EXERCISE: Exclude the pictures and retype the entries as written.

PROVIDED DATA:
.....

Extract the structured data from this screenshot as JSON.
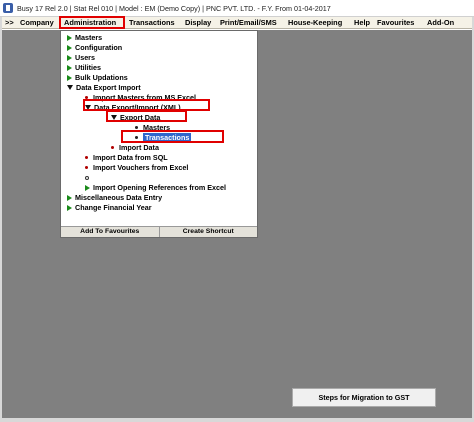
{
  "window": {
    "title": "Busy 17  Rel 2.0  |  Stat Rel 010  |  Model : EM (Demo Copy)  |  PNC PVT. LTD. - F.Y. From 01-04-2017"
  },
  "menubar": {
    "items": [
      {
        "label": ">>"
      },
      {
        "label": "Company"
      },
      {
        "label": "Administration"
      },
      {
        "label": "Transactions"
      },
      {
        "label": "Display"
      },
      {
        "label": "Print/Email/SMS"
      },
      {
        "label": "House-Keeping"
      },
      {
        "label": "Help"
      },
      {
        "label": "Favourites"
      },
      {
        "label": "Add-On"
      }
    ]
  },
  "menu_tree": {
    "items": [
      {
        "label": "Masters"
      },
      {
        "label": "Configuration"
      },
      {
        "label": "Users"
      },
      {
        "label": "Utilities"
      },
      {
        "label": "Bulk Updations"
      },
      {
        "label": "Data Export Import"
      },
      {
        "label": "Import Masters from MS Excel"
      },
      {
        "label": "Data Export/Import (XML)"
      },
      {
        "label": "Export Data"
      },
      {
        "label": "Masters"
      },
      {
        "label": "Transactions"
      },
      {
        "label": "Import Data"
      },
      {
        "label": "Import Data from SQL"
      },
      {
        "label": "Import Vouchers from Excel"
      },
      {
        "label": ""
      },
      {
        "label": "Import Opening References from Excel"
      },
      {
        "label": "Miscellaneous Data Entry"
      },
      {
        "label": "Change Financial Year"
      }
    ],
    "buttons": {
      "add_favourites": "Add To Favourites",
      "create_shortcut": "Create Shortcut"
    }
  },
  "gst_button": {
    "label": "Steps for Migration to GST"
  },
  "colors": {
    "desktop": "#808080",
    "highlight": "#e00000",
    "selection": "#2f66cc",
    "expand_arrow": "#1a8a1a"
  }
}
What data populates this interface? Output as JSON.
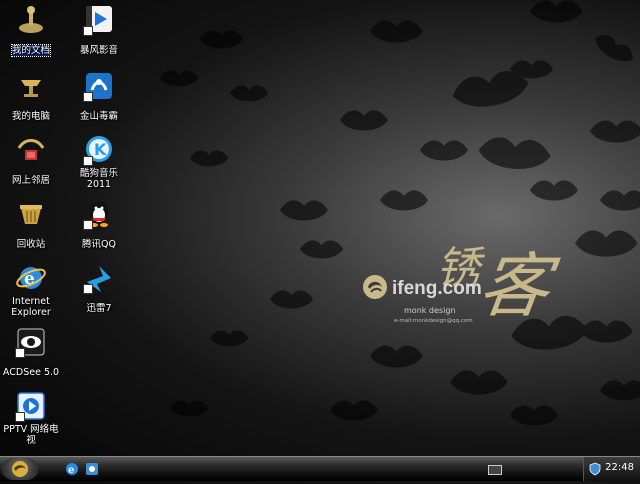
{
  "desktop_icons": [
    {
      "label": "我的文档",
      "icon": "my-documents-icon"
    },
    {
      "label": "暴风影音",
      "icon": "baofeng-player-icon"
    },
    {
      "label": "我的电脑",
      "icon": "my-computer-icon"
    },
    {
      "label": "金山毒霸",
      "icon": "kingsoft-antivirus-icon"
    },
    {
      "label": "网上邻居",
      "icon": "network-neighborhood-icon"
    },
    {
      "label": "酷狗音乐2011",
      "icon": "kugou-music-icon"
    },
    {
      "label": "回收站",
      "icon": "recycle-bin-icon"
    },
    {
      "label": "腾讯QQ",
      "icon": "qq-icon"
    },
    {
      "label": "Internet Explorer",
      "icon": "internet-explorer-icon"
    },
    {
      "label": "迅雷7",
      "icon": "thunder-icon"
    },
    {
      "label": "ACDSee 5.0",
      "icon": "acdsee-icon"
    },
    {
      "label": "PPTV 网络电视",
      "icon": "pptv-icon"
    }
  ],
  "wallpaper": {
    "cn_word_1": "锈",
    "cn_word_2": "客",
    "site": "ifeng.com",
    "designer": "monk design",
    "email": "e-mail:monkdesign@qq.com",
    "accent_gold": "#c9b88a"
  },
  "taskbar": {
    "start_icon": "ifeng-start-icon",
    "quick_launch": [
      "internet-explorer-icon",
      "show-desktop-icon"
    ],
    "tray_icons": [
      "keyboard-icon",
      "security-shield-icon"
    ],
    "clock": "22:48"
  }
}
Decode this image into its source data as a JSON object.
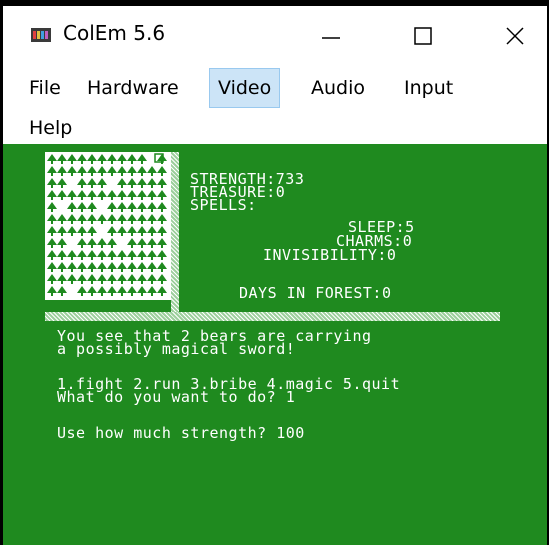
{
  "window": {
    "title": "ColEm 5.6",
    "icon": "colem-app-icon"
  },
  "controls": {
    "minimize_icon": "minimize-icon",
    "maximize_icon": "maximize-icon",
    "close_icon": "close-icon"
  },
  "menu": {
    "items": [
      {
        "label": "File"
      },
      {
        "label": "Hardware"
      },
      {
        "label": "Video",
        "active": true
      },
      {
        "label": "Audio"
      },
      {
        "label": "Input"
      },
      {
        "label": "Help"
      }
    ]
  },
  "game": {
    "stats": {
      "strength": "STRENGTH:733",
      "treasure": "TREASURE:0",
      "spells": "SPELLS:",
      "sleep": "SLEEP:5",
      "charms": "CHARMS:0",
      "invisibility": "INVISIBILITY:0",
      "days": "DAYS IN FOREST:0"
    },
    "messages": {
      "line1": "You see that 2 bears are carrying",
      "line2": "a possibly magical sword!",
      "line3": "1.fight 2.run 3.bribe 4.magic 5.quit",
      "line4": "What do you want to do? 1",
      "line5": "Use how much strength? 100"
    }
  },
  "colors": {
    "screen_bg": "#1f8a1f",
    "text": "#ffffff",
    "menu_active_bg": "#cce4f7"
  }
}
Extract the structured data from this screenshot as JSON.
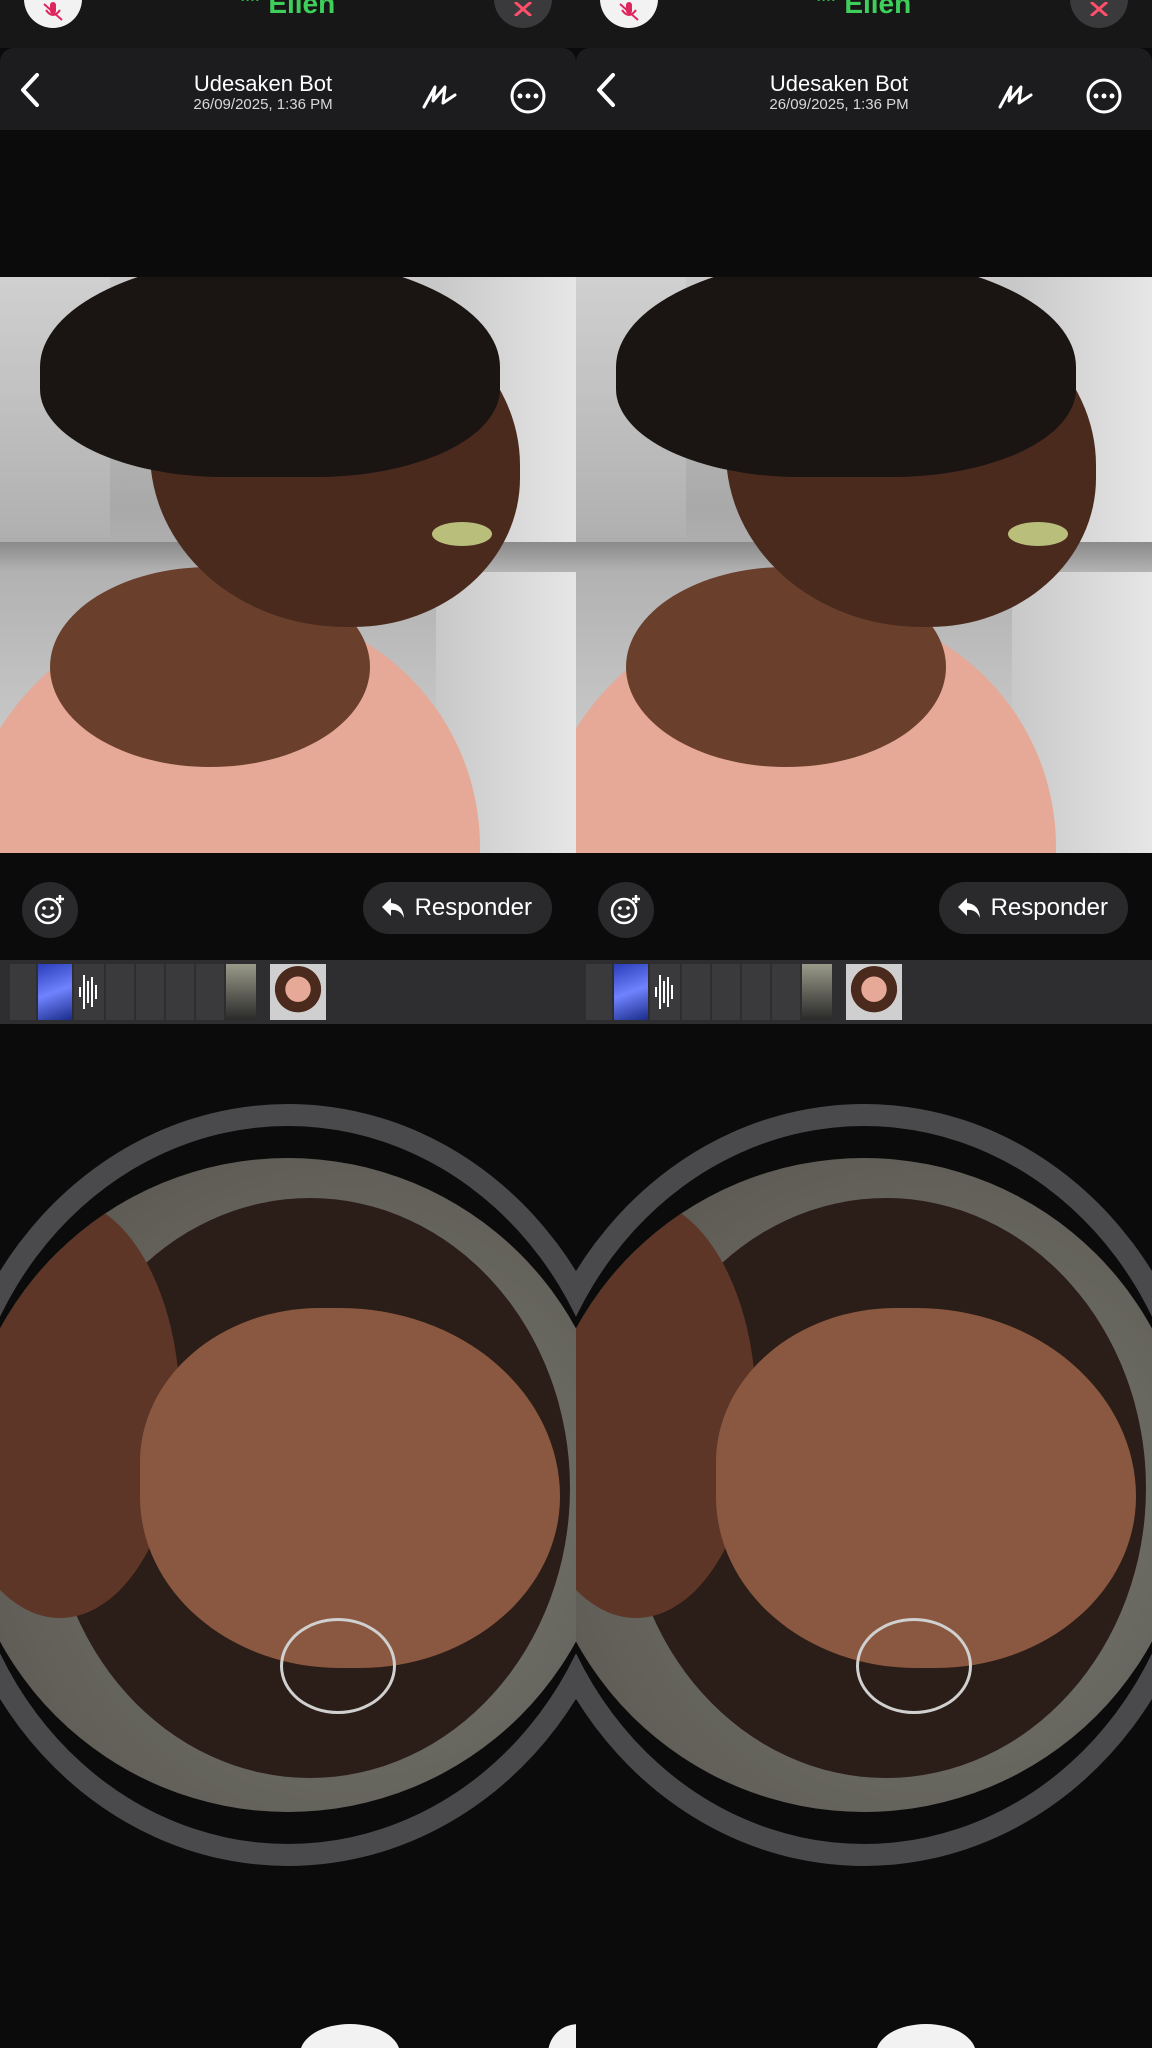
{
  "call": {
    "name": "Ellen",
    "dots": "....",
    "mic_icon": "mic-off-icon",
    "end_icon": "close-icon"
  },
  "header": {
    "title": "Udesaken Bot",
    "subtitle": "26/09/2025, 1:36 PM",
    "back_icon": "chevron-left-icon",
    "markup_icon": "markup-pen-icon",
    "more_icon": "ellipsis-circle-icon"
  },
  "actions": {
    "reply_label": "Responder",
    "emoji_icon": "add-reaction-icon"
  },
  "colors": {
    "accent_green": "#3ecf5a",
    "background": "#0b0b0c",
    "header_bg": "#1c1c1e",
    "end_call_red": "#ff4f6a"
  }
}
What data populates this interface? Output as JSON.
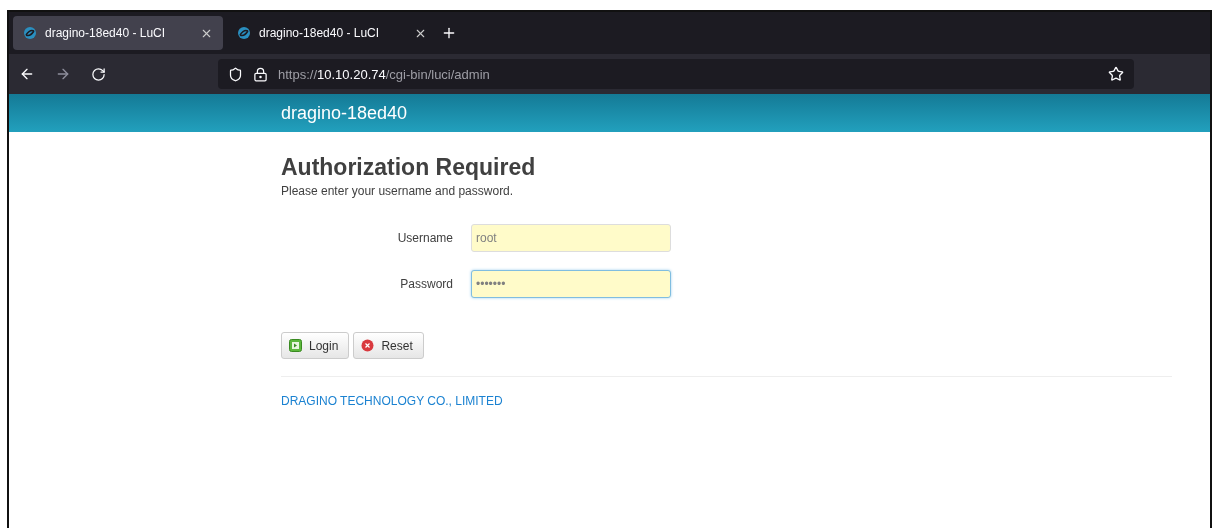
{
  "browser": {
    "tabs": [
      {
        "title": "dragino-18ed40 - LuCI",
        "selected": true
      },
      {
        "title": "dragino-18ed40 - LuCI",
        "selected": false
      }
    ],
    "address": {
      "scheme": "https://",
      "host": "10.10.20.74",
      "path": "/cgi-bin/luci/admin"
    }
  },
  "header": {
    "hostname": "dragino-18ed40"
  },
  "login": {
    "title": "Authorization Required",
    "subtitle": "Please enter your username and password.",
    "fields": [
      {
        "label": "Username",
        "value": "root",
        "focused": false
      },
      {
        "label": "Password",
        "value": "•••••••",
        "focused": true
      }
    ],
    "buttons": [
      {
        "kind": "login",
        "label": "Login"
      },
      {
        "kind": "reset",
        "label": "Reset"
      }
    ]
  },
  "footer": {
    "link": "DRAGINO TECHNOLOGY CO., LIMITED"
  }
}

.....

SOLVED EXERCISE:
Extract the structured data from this screenshot as JSON.
{
  "window": {
    "title": "Busy 17  Rel 2.0  |  Stat Rel 010  |  Model : EM (Demo Copy)  |  PNC PVT. LTD. - F.Y. From 01-04-2017"
  },
  "menubar": {
    "items": [
      {
        "label": ">>"
      },
      {
        "label": "Company"
      },
      {
        "label": "Administration"
      },
      {
        "label": "Transactions"
      },
      {
        "label": "Display"
      },
      {
        "label": "Print/Email/SMS"
      },
      {
        "label": "House-Keeping"
      },
      {
        "label": "Help"
      },
      {
        "label": "Favourites"
      },
      {
        "label": "Add-On"
      }
    ]
  },
  "menu_tree": {
    "items": [
      {
        "label": "Masters"
      },
      {
        "label": "Configuration"
      },
      {
        "label": "Users"
      },
      {
        "label": "Utilities"
      },
      {
        "label": "Bulk Updations"
      },
      {
        "label": "Data Export Import"
      },
      {
        "label": "Import Masters from MS Excel"
      },
      {
        "label": "Data Export/Import (XML)"
      },
      {
        "label": "Export Data"
      },
      {
        "label": "Masters"
      },
      {
        "label": "Transactions"
      },
      {
        "label": "Import Data"
      },
      {
        "label": "Import Data from SQL"
      },
      {
        "label": "Import Vouchers from Excel"
      },
      {
        "label": ""
      },
      {
        "label": "Import Opening References from Excel"
      },
      {
        "label": "Miscellaneous Data Entry"
      },
      {
        "label": "Change Financial Year"
      }
    ],
    "buttons": {
      "add_favourites": "Add To Favourites",
      "create_shortcut": "Create Shortcut"
    }
  },
  "gst_button": {
    "label": "Steps for Migration to GST"
  },
  "colors": {
    "desktop": "#808080",
    "highlight": "#e00000",
    "selection": "#2f66cc",
    "expand_arrow": "#1a8a1a"
  }
}
What data populates this interface? Output as JSON.
{
  "desktop_icons": [
    {
      "label": "我的文档",
      "icon": "my-documents-icon"
    },
    {
      "label": "暴风影音",
      "icon": "baofeng-player-icon"
    },
    {
      "label": "我的电脑",
      "icon": "my-computer-icon"
    },
    {
      "label": "金山毒霸",
      "icon": "kingsoft-antivirus-icon"
    },
    {
      "label": "网上邻居",
      "icon": "network-neighborhood-icon"
    },
    {
      "label": "酷狗音乐2011",
      "icon": "kugou-music-icon"
    },
    {
      "label": "回收站",
      "icon": "recycle-bin-icon"
    },
    {
      "label": "腾讯QQ",
      "icon": "qq-icon"
    },
    {
      "label": "Internet Explorer",
      "icon": "internet-explorer-icon"
    },
    {
      "label": "迅雷7",
      "icon": "thunder-icon"
    },
    {
      "label": "ACDSee 5.0",
      "icon": "acdsee-icon"
    },
    {
      "label": "PPTV 网络电视",
      "icon": "pptv-icon"
    }
  ],
  "wallpaper": {
    "cn_word_1": "锈",
    "cn_word_2": "客",
    "site": "ifeng.com",
    "designer": "monk design",
    "email": "e-mail:monkdesign@qq.com",
    "accent_gold": "#c9b88a"
  },
  "taskbar": {
    "start_icon": "ifeng-start-icon",
    "quick_launch": [
      "internet-explorer-icon",
      "show-desktop-icon"
    ],
    "tray_icons": [
      "keyboard-icon",
      "security-shield-icon"
    ],
    "clock": "22:48"
  }
}
Decode this image into its source data as a JSON object.
{
  "window": {
    "title": "ColEm 5.6",
    "icon": "colem-app-icon"
  },
  "controls": {
    "minimize_icon": "minimize-icon",
    "maximize_icon": "maximize-icon",
    "close_icon": "close-icon"
  },
  "menu": {
    "items": [
      {
        "label": "File"
      },
      {
        "label": "Hardware"
      },
      {
        "label": "Video",
        "active": true
      },
      {
        "label": "Audio"
      },
      {
        "label": "Input"
      },
      {
        "label": "Help"
      }
    ]
  },
  "game": {
    "stats": {
      "strength": "STRENGTH:733",
      "treasure": "TREASURE:0",
      "spells": "SPELLS:",
      "sleep": "SLEEP:5",
      "charms": "CHARMS:0",
      "invisibility": "INVISIBILITY:0",
      "days": "DAYS IN FOREST:0"
    },
    "messages": {
      "line1": "You see that 2 bears are carrying",
      "line2": "a possibly magical sword!",
      "line3": "1.fight 2.run 3.bribe 4.magic 5.quit",
      "line4": "What do you want to do? 1",
      "line5": "Use how much strength? 100"
    }
  },
  "colors": {
    "screen_bg": "#1f8a1f",
    "text": "#ffffff",
    "menu_active_bg": "#cce4f7"
  }
}
Extract the structured data from this screenshot as JSON.
{
  "call": {
    "name": "Ellen",
    "dots": "....",
    "mic_icon": "mic-off-icon",
    "end_icon": "close-icon"
  },
  "header": {
    "title": "Udesaken Bot",
    "subtitle": "26/09/2025, 1:36 PM",
    "back_icon": "chevron-left-icon",
    "markup_icon": "markup-pen-icon",
    "more_icon": "ellipsis-circle-icon"
  },
  "actions": {
    "reply_label": "Responder",
    "emoji_icon": "add-reaction-icon"
  },
  "colors": {
    "accent_green": "#3ecf5a",
    "background": "#0b0b0c",
    "header_bg": "#1c1c1e",
    "end_call_red": "#ff4f6a"
  }
}
What data populates this interface? Output as JSON.
{
  "browser": {
    "tabs": [
      {
        "title": "dragino-18ed40 - LuCI",
        "selected": true
      },
      {
        "title": "dragino-18ed40 - LuCI",
        "selected": false
      }
    ],
    "address": {
      "scheme": "https://",
      "host": "10.10.20.74",
      "path": "/cgi-bin/luci/admin"
    }
  },
  "header": {
    "hostname": "dragino-18ed40"
  },
  "login": {
    "title": "Authorization Required",
    "subtitle": "Please enter your username and password.",
    "fields": [
      {
        "label": "Username",
        "value": "root",
        "focused": false
      },
      {
        "label": "Password",
        "value": "•••••••",
        "focused": true
      }
    ],
    "buttons": [
      {
        "kind": "login",
        "label": "Login"
      },
      {
        "kind": "reset",
        "label": "Reset"
      }
    ]
  },
  "footer": {
    "link": "DRAGINO TECHNOLOGY CO., LIMITED"
  }
}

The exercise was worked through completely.